Viktor Frankl says “Those who have a ‘why’ to live, can bear with almost any ‘how.” Everyone needs a purpose, what’s yours?
To be me, for all the people who love and respect me.
What are your words to live by?
Forever is composed of nows (from the American poet Emily Dickinson).
If you could have any mentor, alive or dead, who would you choose and why?
A guy called Paul Kalanithi, who is sadly no longer alive. He was a neurosurgeon (who also had a Masters degree in English Literature), who was diagnosed with terminal lung cancer (despite never having smoked) at the age of 36. One day he was a doctor treating the dying, and the next he was a patient struggling to live. He wrote a book before he died called When Breath Becomes Air which is about what makes life worth living – an incredible life-affirming story from someone in the throes of death. It is the most amazing writing I have ever read.
If you could play hookie for a day what would be on your list to do?
There’d be no list – hookie days and lists should not be mentioned in the same sentence.
You give so much to others, what do you do to take care of yourself?

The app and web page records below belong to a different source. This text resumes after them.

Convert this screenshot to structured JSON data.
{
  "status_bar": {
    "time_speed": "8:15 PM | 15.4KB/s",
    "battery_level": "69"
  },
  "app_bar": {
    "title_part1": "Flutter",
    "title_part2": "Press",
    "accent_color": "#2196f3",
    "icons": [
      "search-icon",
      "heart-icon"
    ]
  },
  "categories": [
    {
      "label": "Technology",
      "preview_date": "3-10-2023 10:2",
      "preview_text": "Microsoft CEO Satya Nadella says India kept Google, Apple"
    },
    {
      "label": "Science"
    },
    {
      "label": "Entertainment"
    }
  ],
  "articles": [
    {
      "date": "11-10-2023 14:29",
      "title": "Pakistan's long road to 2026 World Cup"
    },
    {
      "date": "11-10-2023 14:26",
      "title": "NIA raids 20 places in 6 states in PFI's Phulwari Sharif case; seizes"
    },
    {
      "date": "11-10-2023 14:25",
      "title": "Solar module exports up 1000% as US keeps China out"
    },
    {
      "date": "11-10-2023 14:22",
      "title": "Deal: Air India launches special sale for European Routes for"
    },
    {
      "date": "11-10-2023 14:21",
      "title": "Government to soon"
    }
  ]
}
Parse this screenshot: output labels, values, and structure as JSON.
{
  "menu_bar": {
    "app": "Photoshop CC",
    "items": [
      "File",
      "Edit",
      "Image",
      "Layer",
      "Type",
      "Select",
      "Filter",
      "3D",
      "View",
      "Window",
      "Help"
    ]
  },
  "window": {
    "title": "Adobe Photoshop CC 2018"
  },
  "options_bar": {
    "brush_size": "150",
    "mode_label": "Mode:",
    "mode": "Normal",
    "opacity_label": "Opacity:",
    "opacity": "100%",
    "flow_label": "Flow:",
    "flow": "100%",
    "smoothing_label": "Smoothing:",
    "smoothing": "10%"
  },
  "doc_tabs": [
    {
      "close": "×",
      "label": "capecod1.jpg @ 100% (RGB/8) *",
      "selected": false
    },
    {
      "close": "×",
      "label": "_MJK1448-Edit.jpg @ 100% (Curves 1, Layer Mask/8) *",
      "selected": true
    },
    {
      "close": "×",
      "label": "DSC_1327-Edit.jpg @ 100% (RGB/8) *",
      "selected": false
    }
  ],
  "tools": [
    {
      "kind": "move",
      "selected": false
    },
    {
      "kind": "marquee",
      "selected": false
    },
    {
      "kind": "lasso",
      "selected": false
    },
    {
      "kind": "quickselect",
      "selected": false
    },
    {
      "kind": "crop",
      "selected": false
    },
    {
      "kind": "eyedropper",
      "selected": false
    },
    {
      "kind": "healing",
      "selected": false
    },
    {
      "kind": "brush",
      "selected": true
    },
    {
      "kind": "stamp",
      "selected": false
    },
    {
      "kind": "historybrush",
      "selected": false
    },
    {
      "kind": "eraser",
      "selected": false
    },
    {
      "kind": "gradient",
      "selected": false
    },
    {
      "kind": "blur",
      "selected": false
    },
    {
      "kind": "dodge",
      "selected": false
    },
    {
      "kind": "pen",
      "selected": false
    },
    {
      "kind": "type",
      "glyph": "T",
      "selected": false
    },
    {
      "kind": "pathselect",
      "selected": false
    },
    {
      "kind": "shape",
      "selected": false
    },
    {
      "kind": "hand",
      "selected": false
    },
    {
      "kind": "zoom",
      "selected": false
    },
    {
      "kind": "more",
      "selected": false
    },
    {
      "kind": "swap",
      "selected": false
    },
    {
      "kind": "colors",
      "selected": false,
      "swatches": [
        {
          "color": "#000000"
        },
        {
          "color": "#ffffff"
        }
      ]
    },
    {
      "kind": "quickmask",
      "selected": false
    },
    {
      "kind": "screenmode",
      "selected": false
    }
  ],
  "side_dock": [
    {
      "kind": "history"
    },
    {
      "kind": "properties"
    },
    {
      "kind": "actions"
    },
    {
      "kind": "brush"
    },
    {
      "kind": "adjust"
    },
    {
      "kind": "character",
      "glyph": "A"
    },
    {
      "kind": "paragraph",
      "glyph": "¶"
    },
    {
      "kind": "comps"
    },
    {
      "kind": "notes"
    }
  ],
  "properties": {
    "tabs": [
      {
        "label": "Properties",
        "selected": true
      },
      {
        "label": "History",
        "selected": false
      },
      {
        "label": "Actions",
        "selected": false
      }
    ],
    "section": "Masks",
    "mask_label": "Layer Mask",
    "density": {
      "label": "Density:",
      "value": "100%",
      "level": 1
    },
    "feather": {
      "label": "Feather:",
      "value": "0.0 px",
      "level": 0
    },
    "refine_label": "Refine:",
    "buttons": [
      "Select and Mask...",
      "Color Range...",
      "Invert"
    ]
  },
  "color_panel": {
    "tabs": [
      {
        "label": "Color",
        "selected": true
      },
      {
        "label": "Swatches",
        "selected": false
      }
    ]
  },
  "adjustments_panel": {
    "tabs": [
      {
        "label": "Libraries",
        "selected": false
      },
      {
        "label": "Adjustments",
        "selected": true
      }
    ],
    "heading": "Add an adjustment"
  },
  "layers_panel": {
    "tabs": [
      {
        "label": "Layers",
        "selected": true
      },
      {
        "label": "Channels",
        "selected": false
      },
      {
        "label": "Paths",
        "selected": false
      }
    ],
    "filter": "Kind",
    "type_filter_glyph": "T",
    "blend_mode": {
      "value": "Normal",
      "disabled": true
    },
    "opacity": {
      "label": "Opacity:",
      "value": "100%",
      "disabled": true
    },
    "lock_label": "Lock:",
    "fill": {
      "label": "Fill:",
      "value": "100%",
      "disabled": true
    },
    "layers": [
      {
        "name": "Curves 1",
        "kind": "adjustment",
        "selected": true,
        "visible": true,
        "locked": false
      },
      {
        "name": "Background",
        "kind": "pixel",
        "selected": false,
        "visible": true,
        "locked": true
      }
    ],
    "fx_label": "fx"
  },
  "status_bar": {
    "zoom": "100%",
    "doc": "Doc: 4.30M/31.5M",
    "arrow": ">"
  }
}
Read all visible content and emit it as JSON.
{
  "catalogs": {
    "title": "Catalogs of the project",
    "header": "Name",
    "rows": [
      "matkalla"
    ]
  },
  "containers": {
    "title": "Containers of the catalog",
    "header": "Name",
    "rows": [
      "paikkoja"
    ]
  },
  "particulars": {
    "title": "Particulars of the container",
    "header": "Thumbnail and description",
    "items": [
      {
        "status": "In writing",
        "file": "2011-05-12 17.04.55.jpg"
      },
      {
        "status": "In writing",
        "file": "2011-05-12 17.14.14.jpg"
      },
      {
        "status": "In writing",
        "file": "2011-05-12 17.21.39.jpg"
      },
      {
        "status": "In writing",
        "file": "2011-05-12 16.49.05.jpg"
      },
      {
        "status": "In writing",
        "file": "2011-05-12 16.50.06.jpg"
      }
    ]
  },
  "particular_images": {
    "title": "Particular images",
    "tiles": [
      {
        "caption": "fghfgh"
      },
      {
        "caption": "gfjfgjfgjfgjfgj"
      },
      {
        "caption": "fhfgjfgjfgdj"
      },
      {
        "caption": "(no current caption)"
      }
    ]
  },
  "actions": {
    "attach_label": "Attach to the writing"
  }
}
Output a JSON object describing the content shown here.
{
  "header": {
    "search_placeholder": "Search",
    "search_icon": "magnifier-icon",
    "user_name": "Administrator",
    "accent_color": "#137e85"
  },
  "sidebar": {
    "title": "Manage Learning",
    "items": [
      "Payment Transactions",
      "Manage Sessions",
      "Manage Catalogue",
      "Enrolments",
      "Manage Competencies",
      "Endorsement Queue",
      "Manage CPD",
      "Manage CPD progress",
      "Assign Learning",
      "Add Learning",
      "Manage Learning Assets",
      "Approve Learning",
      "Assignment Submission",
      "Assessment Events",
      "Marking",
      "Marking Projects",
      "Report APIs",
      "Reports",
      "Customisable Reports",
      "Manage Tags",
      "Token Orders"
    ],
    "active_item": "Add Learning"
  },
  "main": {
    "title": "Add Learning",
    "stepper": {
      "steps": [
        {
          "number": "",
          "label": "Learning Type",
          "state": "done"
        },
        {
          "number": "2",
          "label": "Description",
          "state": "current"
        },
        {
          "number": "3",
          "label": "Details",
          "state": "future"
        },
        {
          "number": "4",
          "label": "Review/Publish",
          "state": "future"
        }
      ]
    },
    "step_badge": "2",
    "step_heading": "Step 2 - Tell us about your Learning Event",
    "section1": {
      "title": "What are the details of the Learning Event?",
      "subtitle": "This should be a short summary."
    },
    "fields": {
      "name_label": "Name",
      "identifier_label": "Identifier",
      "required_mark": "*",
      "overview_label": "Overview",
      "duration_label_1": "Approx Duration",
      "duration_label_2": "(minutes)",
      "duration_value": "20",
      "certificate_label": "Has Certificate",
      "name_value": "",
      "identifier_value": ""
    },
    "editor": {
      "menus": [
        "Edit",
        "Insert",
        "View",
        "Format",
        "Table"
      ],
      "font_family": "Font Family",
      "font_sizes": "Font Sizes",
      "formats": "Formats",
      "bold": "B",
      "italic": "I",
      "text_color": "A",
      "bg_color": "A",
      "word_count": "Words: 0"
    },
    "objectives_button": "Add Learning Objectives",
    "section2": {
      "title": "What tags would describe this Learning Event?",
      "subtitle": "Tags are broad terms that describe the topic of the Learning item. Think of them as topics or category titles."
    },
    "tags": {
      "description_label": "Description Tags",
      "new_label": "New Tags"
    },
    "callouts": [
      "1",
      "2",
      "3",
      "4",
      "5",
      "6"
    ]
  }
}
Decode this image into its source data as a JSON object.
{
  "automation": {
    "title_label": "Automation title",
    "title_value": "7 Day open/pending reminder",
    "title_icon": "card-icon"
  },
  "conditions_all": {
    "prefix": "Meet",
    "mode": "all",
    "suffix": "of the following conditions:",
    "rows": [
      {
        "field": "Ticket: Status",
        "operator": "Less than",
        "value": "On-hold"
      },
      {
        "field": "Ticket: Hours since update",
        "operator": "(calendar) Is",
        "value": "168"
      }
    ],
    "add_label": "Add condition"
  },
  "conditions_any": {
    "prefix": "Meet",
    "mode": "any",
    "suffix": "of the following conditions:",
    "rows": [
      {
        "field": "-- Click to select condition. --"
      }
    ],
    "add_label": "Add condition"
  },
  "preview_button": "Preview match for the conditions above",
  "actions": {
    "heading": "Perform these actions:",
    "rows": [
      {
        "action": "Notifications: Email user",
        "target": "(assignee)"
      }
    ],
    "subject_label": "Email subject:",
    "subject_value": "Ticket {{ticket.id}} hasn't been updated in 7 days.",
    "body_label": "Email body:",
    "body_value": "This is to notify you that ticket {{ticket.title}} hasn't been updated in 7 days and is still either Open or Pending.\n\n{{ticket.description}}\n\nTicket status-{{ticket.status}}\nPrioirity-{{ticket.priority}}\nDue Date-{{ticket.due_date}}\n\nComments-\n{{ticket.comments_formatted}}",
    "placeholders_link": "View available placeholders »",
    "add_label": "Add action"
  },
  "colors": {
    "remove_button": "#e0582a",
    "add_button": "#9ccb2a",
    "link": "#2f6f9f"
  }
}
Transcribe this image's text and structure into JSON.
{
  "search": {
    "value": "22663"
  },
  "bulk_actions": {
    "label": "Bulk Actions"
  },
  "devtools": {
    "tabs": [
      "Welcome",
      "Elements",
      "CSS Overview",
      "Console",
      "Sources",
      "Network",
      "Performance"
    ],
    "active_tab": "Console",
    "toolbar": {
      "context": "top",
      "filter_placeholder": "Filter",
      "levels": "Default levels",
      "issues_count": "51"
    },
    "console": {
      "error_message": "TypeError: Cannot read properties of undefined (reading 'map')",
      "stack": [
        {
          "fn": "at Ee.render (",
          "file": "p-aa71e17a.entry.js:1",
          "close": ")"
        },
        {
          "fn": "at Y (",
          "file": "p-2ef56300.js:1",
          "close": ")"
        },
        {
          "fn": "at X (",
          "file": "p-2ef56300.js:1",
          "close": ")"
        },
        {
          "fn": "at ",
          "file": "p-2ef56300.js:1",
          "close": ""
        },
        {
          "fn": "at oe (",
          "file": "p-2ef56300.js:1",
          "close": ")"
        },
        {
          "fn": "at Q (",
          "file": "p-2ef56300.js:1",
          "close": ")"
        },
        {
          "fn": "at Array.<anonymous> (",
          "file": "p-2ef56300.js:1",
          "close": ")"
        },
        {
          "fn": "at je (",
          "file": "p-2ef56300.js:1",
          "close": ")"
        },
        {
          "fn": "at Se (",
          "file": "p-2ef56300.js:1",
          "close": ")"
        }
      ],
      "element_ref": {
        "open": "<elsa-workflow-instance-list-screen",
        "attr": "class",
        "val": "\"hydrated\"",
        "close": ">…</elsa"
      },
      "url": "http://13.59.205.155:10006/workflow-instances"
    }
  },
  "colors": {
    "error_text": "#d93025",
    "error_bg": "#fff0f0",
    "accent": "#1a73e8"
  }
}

Laugh, cook, write and sleep (not necessarily in that order).
Thank you for sharing, Julie.
Let Julie inspire you a little bit more…
on the blog
and on twitter